:: Supplied material

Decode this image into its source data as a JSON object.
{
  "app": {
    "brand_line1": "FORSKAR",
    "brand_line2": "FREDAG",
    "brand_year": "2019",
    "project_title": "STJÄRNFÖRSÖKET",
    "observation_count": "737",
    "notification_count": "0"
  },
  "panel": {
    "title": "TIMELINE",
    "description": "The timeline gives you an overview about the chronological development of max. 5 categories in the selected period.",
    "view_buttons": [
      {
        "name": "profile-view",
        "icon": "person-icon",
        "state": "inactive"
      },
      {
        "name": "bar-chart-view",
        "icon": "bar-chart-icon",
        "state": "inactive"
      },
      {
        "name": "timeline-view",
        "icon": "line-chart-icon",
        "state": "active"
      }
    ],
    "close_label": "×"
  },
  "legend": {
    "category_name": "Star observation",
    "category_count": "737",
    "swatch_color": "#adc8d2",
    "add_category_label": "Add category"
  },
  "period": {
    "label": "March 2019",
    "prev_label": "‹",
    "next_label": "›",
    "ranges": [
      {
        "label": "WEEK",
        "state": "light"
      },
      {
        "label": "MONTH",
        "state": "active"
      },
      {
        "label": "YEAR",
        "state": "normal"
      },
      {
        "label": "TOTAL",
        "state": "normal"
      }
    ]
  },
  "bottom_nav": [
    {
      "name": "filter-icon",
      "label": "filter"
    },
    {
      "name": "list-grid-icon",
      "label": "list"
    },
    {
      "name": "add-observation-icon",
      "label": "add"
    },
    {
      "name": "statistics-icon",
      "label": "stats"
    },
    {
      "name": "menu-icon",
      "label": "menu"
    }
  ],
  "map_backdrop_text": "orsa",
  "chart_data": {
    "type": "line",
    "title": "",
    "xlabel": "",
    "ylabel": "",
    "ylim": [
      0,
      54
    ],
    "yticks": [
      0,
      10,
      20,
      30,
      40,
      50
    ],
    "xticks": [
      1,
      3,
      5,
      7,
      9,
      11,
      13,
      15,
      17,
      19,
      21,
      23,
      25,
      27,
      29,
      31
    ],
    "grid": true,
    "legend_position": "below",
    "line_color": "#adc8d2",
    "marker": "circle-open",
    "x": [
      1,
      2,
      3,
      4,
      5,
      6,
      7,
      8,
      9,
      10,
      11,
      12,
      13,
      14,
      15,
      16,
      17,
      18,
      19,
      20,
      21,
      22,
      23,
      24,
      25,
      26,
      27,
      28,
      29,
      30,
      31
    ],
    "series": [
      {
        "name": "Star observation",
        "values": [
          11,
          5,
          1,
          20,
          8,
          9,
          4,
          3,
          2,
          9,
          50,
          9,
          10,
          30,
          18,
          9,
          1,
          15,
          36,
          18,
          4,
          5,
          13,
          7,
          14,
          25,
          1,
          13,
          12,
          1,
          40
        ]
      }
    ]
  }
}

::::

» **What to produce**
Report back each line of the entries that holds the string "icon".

» **Task output**
        "icon": "person-icon",
        "icon": "bar-chart-icon",
        "icon": "line-chart-icon",
      "name": "filter-icon",
      "name": "list-grid-icon",
      "name": "add-observation-icon",
      "name": "statistics-icon",
      "name": "menu-icon",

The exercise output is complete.